- Do I need both pcv13 and ppsv23?
- How effective is the pneumonia vaccine?
- What is the age limit for Prevnar 13?
- Which is better pcv13 or ppsv23?
- Is Pneumovax 23 a live virus?
- Who should take pneumonia vaccine?
- How many pcv13 shots are required?
- What happens if you get the same vaccine twice?
- How long does a pneumonia vaccine last?
- How often should seniors get pneumonia vaccine?
- Should pneumonia vaccine be repeated?
Do I need both pcv13 and ppsv23?
ACIP recommends that both PCV13 and PPSV23 be given in series to adults aged ≥65 years.
A dose of PCV13 should be given first followed by a dose of PPSV23 at least 1 year later to immunocompetent adults aged ≥65 years.
The two vaccines should not be co-administered..
How effective is the pneumonia vaccine?
Overall, the vaccine is 60% to 70% effective in preventing invasive disease caused by serotypes in the vaccine. PPSV23 shows reduced effectiveness among immunocompromised persons; however, CDC recommends PPSV23 for these groups because of their increased risk of invasive pneumococcal disease (IPD).
What is the age limit for Prevnar 13?
In adults 18 years of age and older, Prevnar 13 is indicated for: active immunization for the prevention of pneumonia and invasive disease caused by S. pneumoniae serotypes 1, 3, 4, 5, 6A, 6B, 7F, 9V, 14, 18C, 19A, 19F and 23F. Prevnar 13 does not protect against disease caused by S.
Which is better pcv13 or ppsv23?
PPSV23 covers a greater number of pneumococcal serotypes but may not induce effective or lasting immunity. PCV13 seems to produce greater potential for immune memory.
Is Pneumovax 23 a live virus?
Because of this, successful prevention of this disease has been a priority for more than 30 years. Currently, Pneumovax 23, the inactivated pneumococcal polysaccharide vaccine (PPV), is indicated for all persons aged 65 and older.

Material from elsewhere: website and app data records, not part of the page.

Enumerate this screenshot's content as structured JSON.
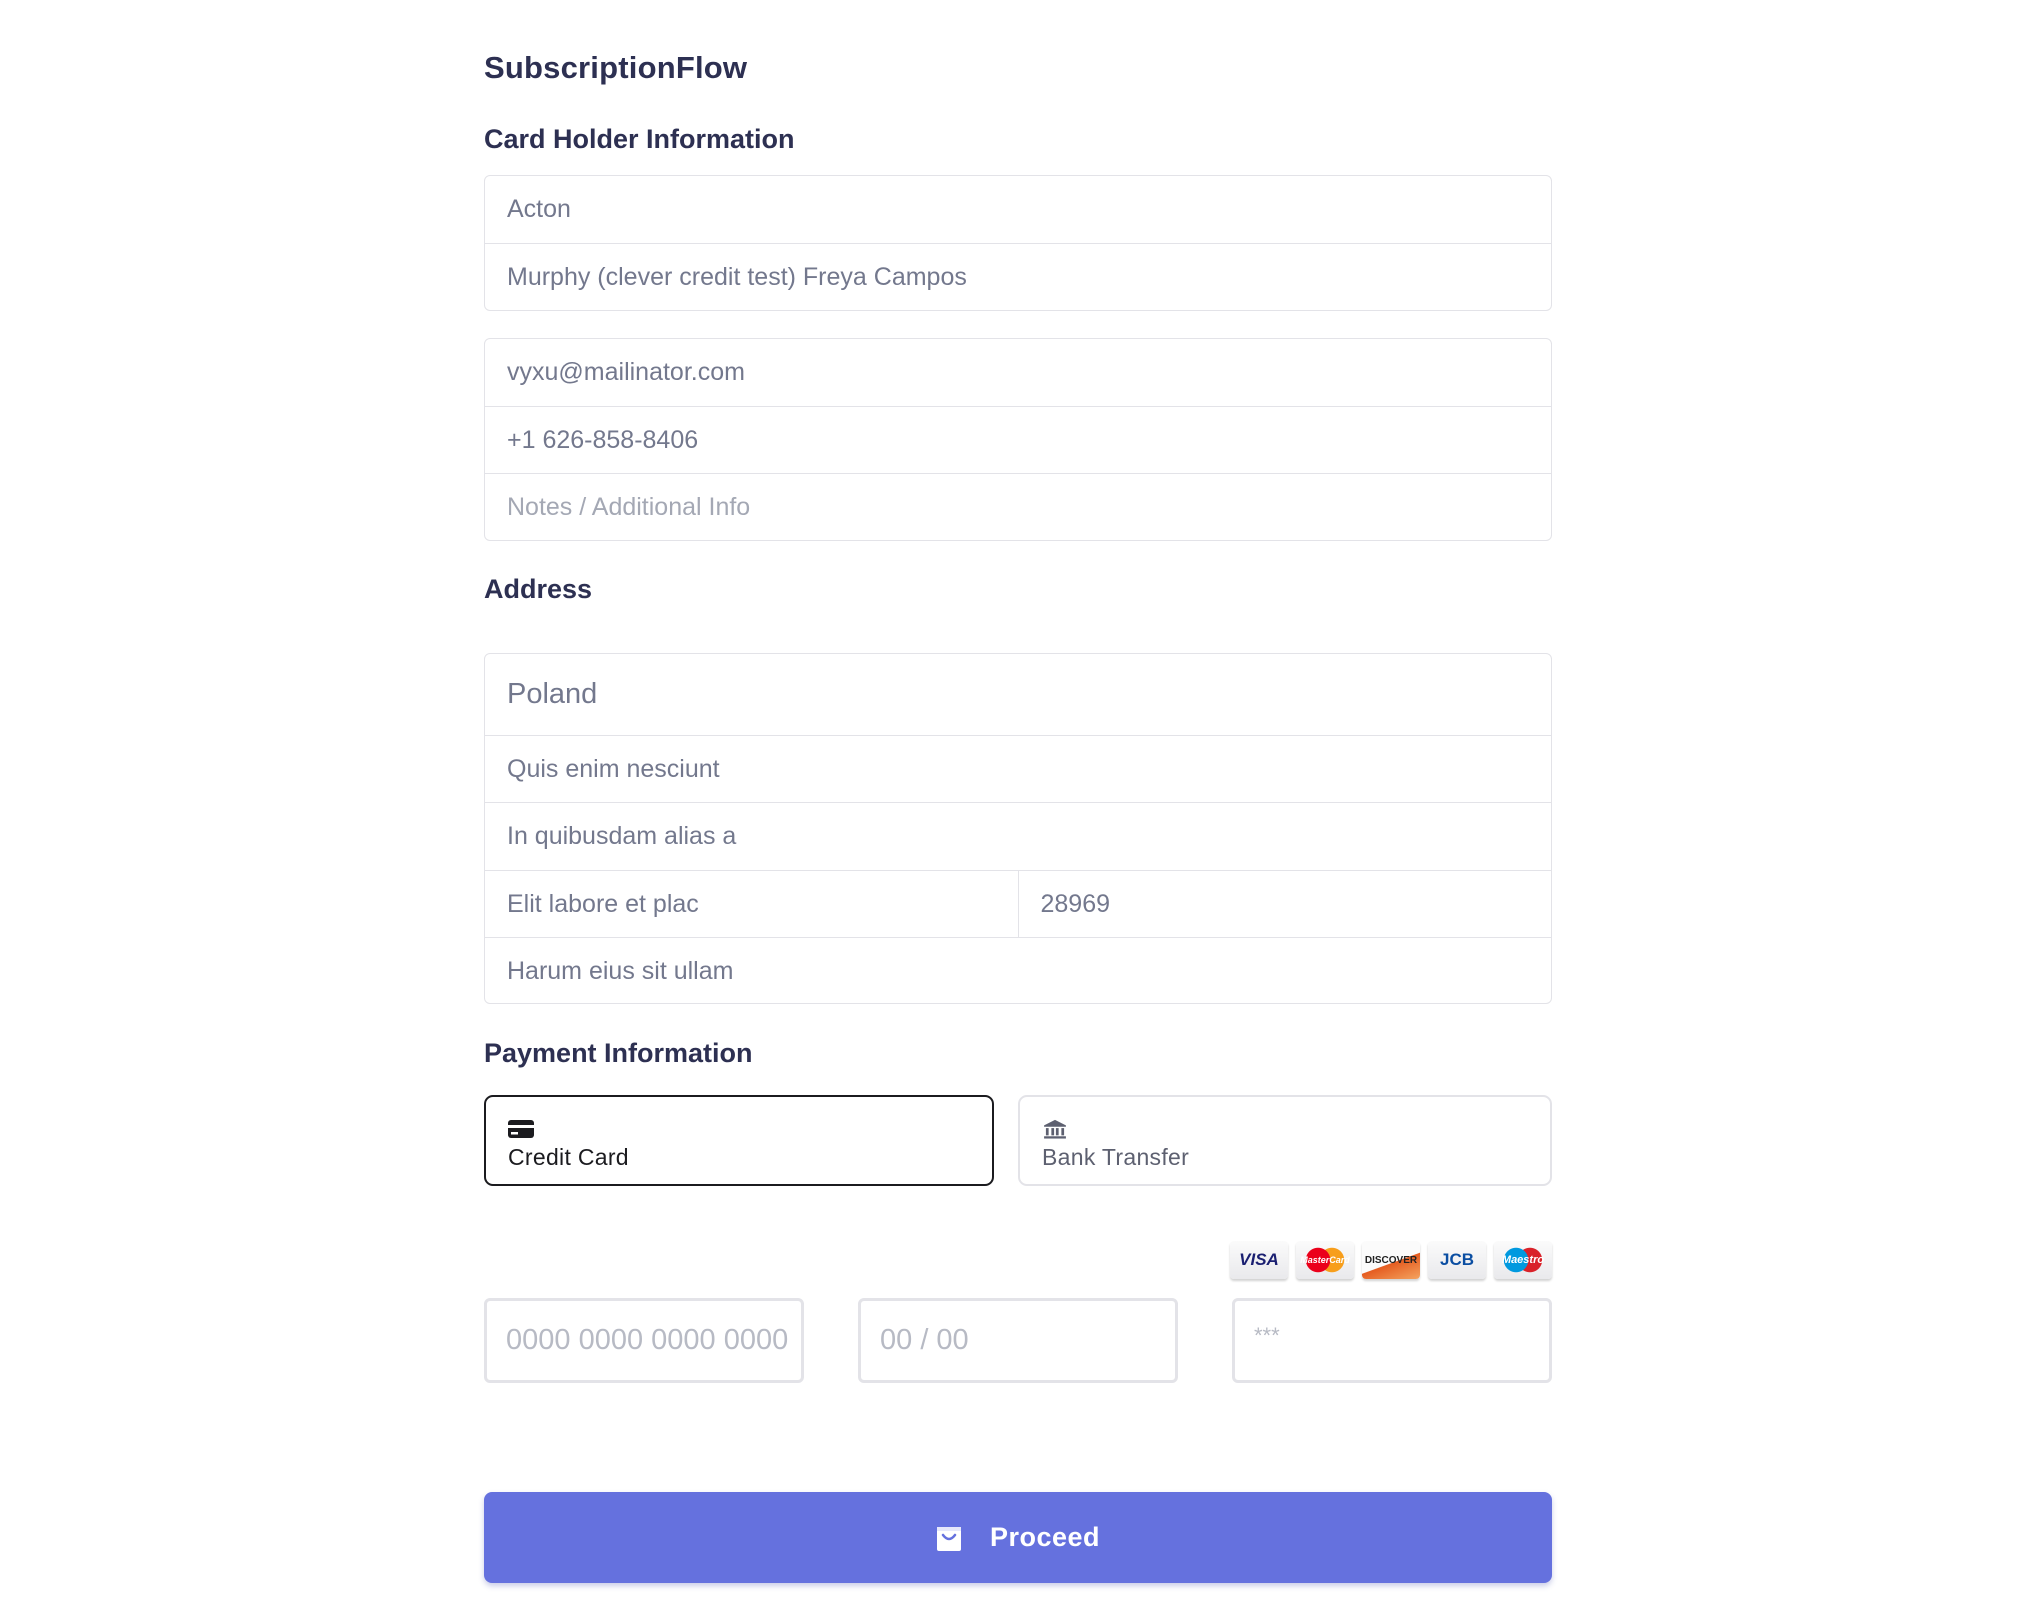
{
  "app": {
    "title": "SubscriptionFlow"
  },
  "card_holder": {
    "section_title": "Card Holder Information",
    "first_name": "Acton",
    "last_name": "Murphy (clever credit test) Freya Campos",
    "email": "vyxu@mailinator.com",
    "phone": "+1 626-858-8406",
    "notes_placeholder": "Notes / Additional Info"
  },
  "address": {
    "section_title": "Address",
    "country": "Poland",
    "line1": "Quis enim nesciunt",
    "line2": "In quibusdam alias a",
    "city": "Elit labore et plac",
    "zip": "28969",
    "state": "Harum eius sit ullam"
  },
  "payment": {
    "section_title": "Payment Information",
    "options": [
      {
        "label": "Credit Card",
        "icon": "credit-card-icon",
        "selected": true
      },
      {
        "label": "Bank Transfer",
        "icon": "bank-icon",
        "selected": false
      }
    ],
    "card_brands": [
      {
        "name": "VISA",
        "color": "#1a1f71"
      },
      {
        "name": "MasterCard",
        "color": "#eb001b"
      },
      {
        "name": "DISCOVER",
        "color": "#e55c20"
      },
      {
        "name": "JCB",
        "color": "#0b4ea2"
      },
      {
        "name": "Maestro",
        "color": "#0099df"
      }
    ],
    "card_number_placeholder": "0000 0000 0000 0000",
    "expiry_placeholder": "00 / 00",
    "cvc_placeholder": "***"
  },
  "actions": {
    "proceed_label": "Proceed",
    "proceed_icon": "shopping-bag-icon",
    "primary_color": "#6571de"
  }
}
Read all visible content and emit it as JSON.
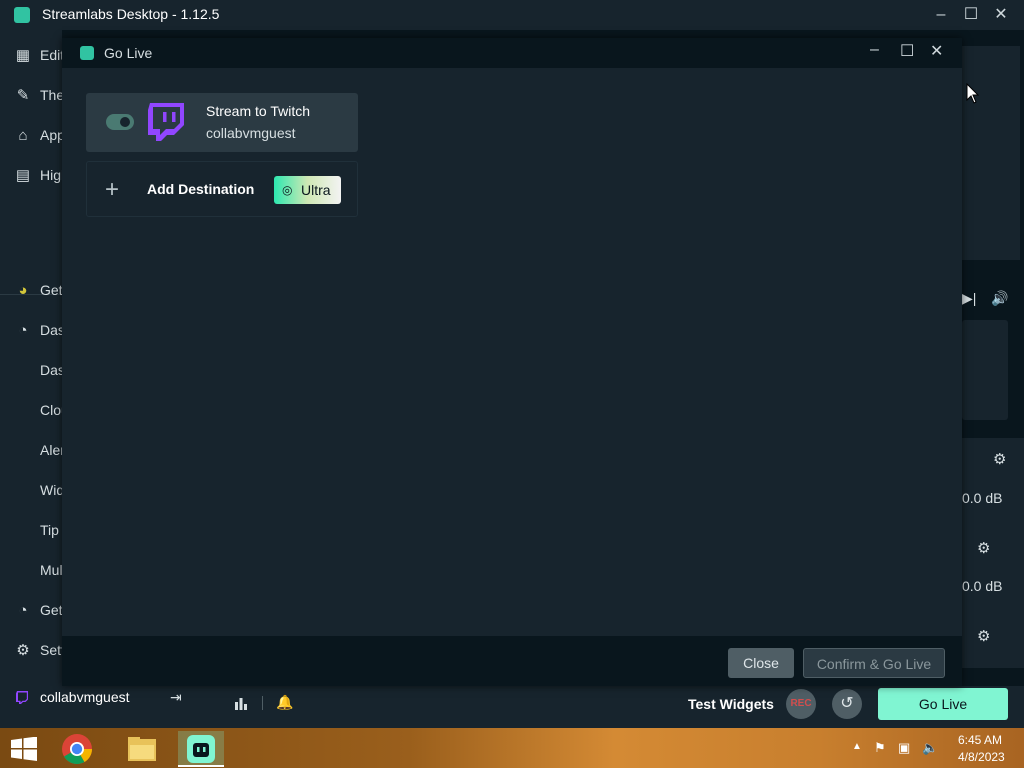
{
  "app": {
    "title": "Streamlabs Desktop - 1.12.5",
    "window_controls": [
      "minimize",
      "maximize",
      "close"
    ]
  },
  "sidebar": {
    "top_items": [
      {
        "icon": "editor-icon",
        "label": "Editor"
      },
      {
        "icon": "themes-icon",
        "label": "Themes"
      },
      {
        "icon": "app-store-icon",
        "label": "App Store"
      },
      {
        "icon": "highlighter-icon",
        "label": "Highlighter"
      }
    ],
    "bottom_items": [
      {
        "icon": "get-started-icon",
        "label": "Get"
      },
      {
        "icon": "dashboard-icon",
        "label": "Dashboard"
      },
      {
        "icon": "",
        "label": "Dashboard"
      },
      {
        "icon": "",
        "label": "Cloudbot"
      },
      {
        "icon": "",
        "label": "Alert Box"
      },
      {
        "icon": "",
        "label": "Widgets"
      },
      {
        "icon": "",
        "label": "Tip Page"
      },
      {
        "icon": "",
        "label": "Multistream"
      },
      {
        "icon": "get-prime-icon",
        "label": "Get"
      },
      {
        "icon": "settings-icon",
        "label": "Settings"
      }
    ],
    "user": "collabvmguest"
  },
  "right_panel": {
    "db_values": [
      "0.0 dB",
      "0.0 dB"
    ]
  },
  "bottombar": {
    "test_widgets": "Test Widgets",
    "rec_label": "REC",
    "go_live": "Go Live"
  },
  "dialog": {
    "title": "Go Live",
    "destination": {
      "title": "Stream to Twitch",
      "user": "collabvmguest",
      "enabled": true
    },
    "add_destination": "Add Destination",
    "ultra": "Ultra",
    "close": "Close",
    "confirm": "Confirm & Go Live"
  },
  "taskbar": {
    "time": "6:45 AM",
    "date": "4/8/2023"
  },
  "colors": {
    "accent": "#80f5d2",
    "twitch": "#9146ff",
    "bg_dark": "#09161d",
    "bg_panel": "#17242d"
  }
}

Who should take pneumonia vaccine?
CDC recommends pneumococcal vaccination for all children younger than 2 years old and all adults 65 years or older. In certain situations, older children and other adults should also get pneumococcal vaccines. Below is more information about who should and should not get each type of pneumococcal vaccine.
How many pcv13 shots are required?
PCV13 protects against 13 types of bacteria that cause pneumococcal disease. Infants and young children usually need 4 doses of pneumococcal conjugate vaccine, at 2, 4, 6, and 12–15 months of age. In some cases, a child might need fewer than 4 doses to complete PCV13 vaccination.
What happens if you get the same vaccine twice?
Is there any danger from receiving extra doses of a vaccine? Most of the time, your risk of serious side effects does not increase if you get extra doses of a vaccine. Getting extra doses of oral vaccines, such as rotavirus or typhoid, is not known to cause any problems.
How long does a pneumonia vaccine last?
People aged 65 and over only need a single pneumococcal vaccination. This vaccine is not given annually like the flu jab. People with a long-term health condition may need just a single one-off pneumococcal vaccination or vaccination every 5 years, depending on their underlying health problem.
How often should seniors get pneumonia vaccine?
All adults 65 years of age or older should receive one dose of PPSV23 5 or more years after any prior dose of PPSV23, regardless of previous history of vaccination with pneumococcal vaccine.
Should pneumonia vaccine be repeated?
No, you do not need to repeat any doses. PPSV23 that follows PCV13 at less than 8 weeks may increase risk for localized reaction at the injection site, but remains a valid vaccination and you should not repeat it. The PCV13 dose also remains valid and you should not repeat it either.